Hello again faithful readers,
Last week I returned to the BIObus for more aquatic sampling. This time we visited sites within the Backus Heritage Conservation Area, Long Point Provincial Park, and the Nature Conservancy of Canada (N.C.C.). Today I’ll be talking about the river damselflies that were almost ubiquitous across our sampling areas and some details about our time in Long Point and the N.C.C.
Most of the areas we sampled during our trip were rivers or streams which are home to the larvae of damselflies, the suborder Zygoptera, and dragonflies, the suborder Anisoptera. Together, these two groups comprise the order Odonata. Distinguishing the two suborders is pretty easy with a little practice; dragonflies have larger more robust bodies and usually rest with their wings spread wide, while damselflies have thinner more fragile bodies and rest with their wings together above the body. Additionally, dragonflies ted to catch prey on the wing like fighter jets with legs, while damselflies usually scoop up their quarry from leaves.
The glittering jewelwings in the family Calopterygidae (which means beautiful wings) were by far the most populous odonate we saw on the trip, with so many at one site that you couldn’t help but have ten in your field of vision at a time. There we got to see a wonderful display of their mating and male-male competition. The males compete for the most desirable locations to display to females. I saw many sizing each other up in the air, and even a couple pugilists dragging their opponents right off of the sought after leaves. After a female has chosen the male who has the prettiest display location and aerial dance, she allows him to “mount” her and things start to drift from what we expect. The male will clasp the tip of his long abdomen onto the back of the female’s head, after which she obligingly connects her abdominal tip to the bottom of his body. Now you might ask “but how are little damselflies made from that?” Well, in preparation for this event, the males will place their sperm onto a special secondary structure located under the thorax. It’s this secondary structure that the female connects with to fertilize her eggs. Afterwards, the male will follow her around or stay attached until she lays her eggs and he can assure his paternity. Nature is weird, but fascinating.

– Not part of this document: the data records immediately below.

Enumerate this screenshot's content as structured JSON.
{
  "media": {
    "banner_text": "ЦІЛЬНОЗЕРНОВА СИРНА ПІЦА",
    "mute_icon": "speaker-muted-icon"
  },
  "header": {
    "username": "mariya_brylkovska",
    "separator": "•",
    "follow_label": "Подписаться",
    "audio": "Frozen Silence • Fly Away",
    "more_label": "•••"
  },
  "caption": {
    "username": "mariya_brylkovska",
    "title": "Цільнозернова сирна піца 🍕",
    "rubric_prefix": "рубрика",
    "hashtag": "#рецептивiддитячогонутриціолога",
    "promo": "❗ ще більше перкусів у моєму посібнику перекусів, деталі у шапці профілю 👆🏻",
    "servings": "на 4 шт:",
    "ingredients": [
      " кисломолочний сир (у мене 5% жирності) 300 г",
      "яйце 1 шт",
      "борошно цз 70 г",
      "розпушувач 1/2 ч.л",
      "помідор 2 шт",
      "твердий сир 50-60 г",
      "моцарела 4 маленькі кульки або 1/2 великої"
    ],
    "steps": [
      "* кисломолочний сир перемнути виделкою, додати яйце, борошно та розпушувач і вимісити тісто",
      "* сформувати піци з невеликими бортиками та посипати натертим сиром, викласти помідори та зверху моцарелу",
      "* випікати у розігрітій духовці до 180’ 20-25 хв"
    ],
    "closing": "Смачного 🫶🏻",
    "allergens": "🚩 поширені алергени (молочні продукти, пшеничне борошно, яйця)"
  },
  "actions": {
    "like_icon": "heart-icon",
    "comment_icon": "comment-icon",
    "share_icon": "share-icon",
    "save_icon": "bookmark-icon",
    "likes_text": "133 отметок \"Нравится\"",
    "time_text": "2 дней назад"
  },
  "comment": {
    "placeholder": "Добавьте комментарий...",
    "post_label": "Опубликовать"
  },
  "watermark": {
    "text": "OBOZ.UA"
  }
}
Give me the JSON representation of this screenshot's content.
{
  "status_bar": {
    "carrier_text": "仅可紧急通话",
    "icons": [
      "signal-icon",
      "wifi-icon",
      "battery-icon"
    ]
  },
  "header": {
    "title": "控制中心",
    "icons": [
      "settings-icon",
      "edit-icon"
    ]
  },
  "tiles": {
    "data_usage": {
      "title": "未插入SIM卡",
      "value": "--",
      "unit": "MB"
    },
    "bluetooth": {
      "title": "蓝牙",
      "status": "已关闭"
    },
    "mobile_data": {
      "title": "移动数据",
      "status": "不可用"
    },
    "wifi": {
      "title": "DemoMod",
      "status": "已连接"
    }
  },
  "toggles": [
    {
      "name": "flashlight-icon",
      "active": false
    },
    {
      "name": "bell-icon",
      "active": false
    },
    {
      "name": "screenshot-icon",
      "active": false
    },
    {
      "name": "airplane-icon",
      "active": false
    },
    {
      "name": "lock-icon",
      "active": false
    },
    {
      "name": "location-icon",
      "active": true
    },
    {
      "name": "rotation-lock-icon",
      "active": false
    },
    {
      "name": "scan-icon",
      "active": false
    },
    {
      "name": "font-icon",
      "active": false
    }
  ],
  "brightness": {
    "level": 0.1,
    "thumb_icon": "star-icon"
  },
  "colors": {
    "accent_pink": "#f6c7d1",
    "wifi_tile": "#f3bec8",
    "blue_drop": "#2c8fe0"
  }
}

Our trip to Long Point was interesting as well. Usually we use a boat to collect plankton samples once per week out in a large body of water. This week, however, we didn’t have access to the boat and had to collect from the dock of the boat launch using a jury-rigged collector made of two D-nets taped together. Despite the absurd appearance of our sampling method, we managed to trawl quite a lot of plankton out from the water.
In contrast to the readily available water at Long Point, our sites at the N.C.C. were more difficult to find. We searched grid like through the conservation blocks, which appear to be properties reclaimed for nature, and eventually came across a nice stream and small wetland area to collect in. We collected a lot of small crustaceans in that area, which might relate to the proximity of these sites to farm land and the high sulphur content in the soil. There’s always something to learn from the bugs you find if you keep your eyes and mind open. That’s all for this week’s blog, see you in a few weeks!